Waves Of Electronica Flood 'Beach' Soundtrack

Orbital with Angelo Badalamenti, Sugar Ray, All Saints with William Orbit on Leonardo DiCaprio film's score.

"The Beach," the Leonardo DiCaprio movie that opened on Friday and was the weekend's second-most successful movie at the box office, is set to a throbbing soundtrack featuring new songs by techno pioneers Orbital (with Angelo Badalamenti), pop-rockers Sugar Ray and pop group All Saints.

That may seem odd for a movie about an ill-fated attempt to escape modern civilization. But that makes perfect sense, London/Sire Records spokesperson Regina Joskow Dunton said.

"When you see the film ... it fits," she said of the 13-song, electronica-driven soundtrack, which was released Feb. 1.

"There is something very tribal and primitive about electronica, because so much of it is so heavily reliant on beats," Dunton said. "You're taking a bunch of modern, 21st-century kids and plunking them in this ancient place. You can argue that electronica [embodies that] juxtaposition."

Directed by Danny Boyle ("Trainspotting"), "The Beach" is based on Alex Garland's 1997 cult novel about a group of twentysomething travelers who find paradise and trouble on a remote island off Thailand.

The movie took in $15 million over the weekend, finishing just behind horror movie "Scream 3," according to the Associated Press.

The soundtrack's songs blend traditional film score instrumentation with electronic beats, the sounds of wind and waves, and the occasional electric guitar to create a dreamlike effect.

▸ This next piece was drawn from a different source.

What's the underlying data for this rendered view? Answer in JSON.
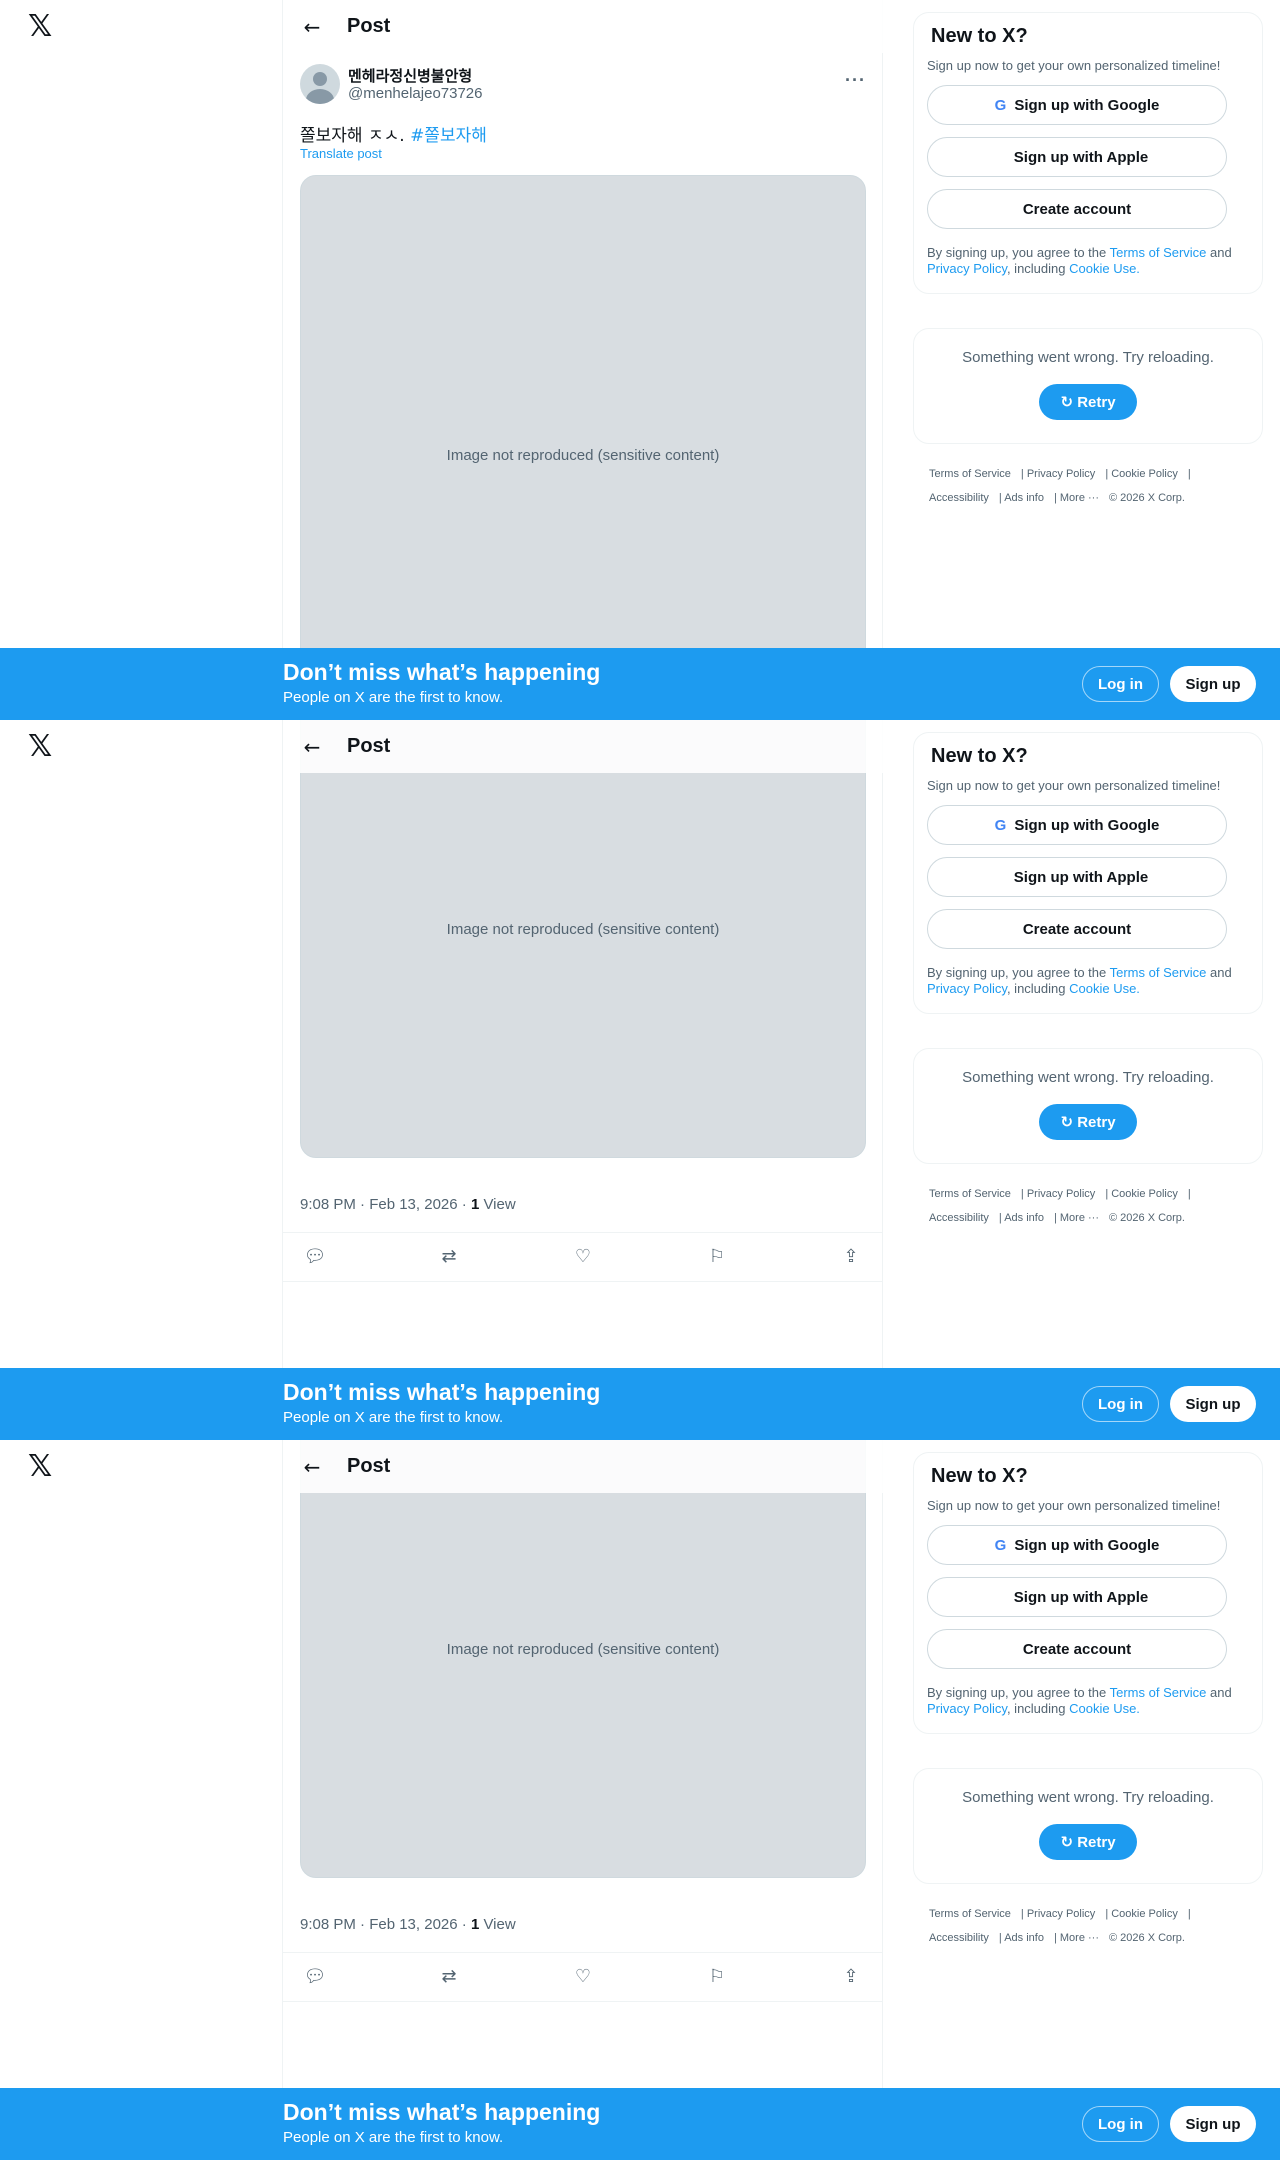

The first single, British pop quartet All Saints' "Pure Shores," was written and produced by ambient guru William Orbit, who also produced Madonna's Grammy Award–winning 1998 album, Ray of Light.

"Pure Shoes" (RealAudio excerpt) is a wash of upbeat soul with surreal sound effects and an electronic beat. Although the single has not yet hit radio, a video has been released.

Sugar Ray's track, a cover of the Brian Eno–John Cale song "Spinning Away" (RealAudio excerpt of Sugar Ray version), is propelled by a reggae beat and guitar chops reminiscent of U2's The Edge. New Order's "Brutal" (RealAudio excerpt) mixes distorted rock guitars with phased electronic rhythms on the band's first new release since 1993. Experimental group UNKLE's "Lonely Soul" (RealAudio excerpt) is a trance piece written in part by the Verve's Richard Ashcroft, with music by DJ Shadow.

The soundtrack also features new tunes by Moby, Leftfield, Asian Dub Foundation, Underworld, Faithless and Barry Adamson — as well as previously released tunes from Blur and Dario G.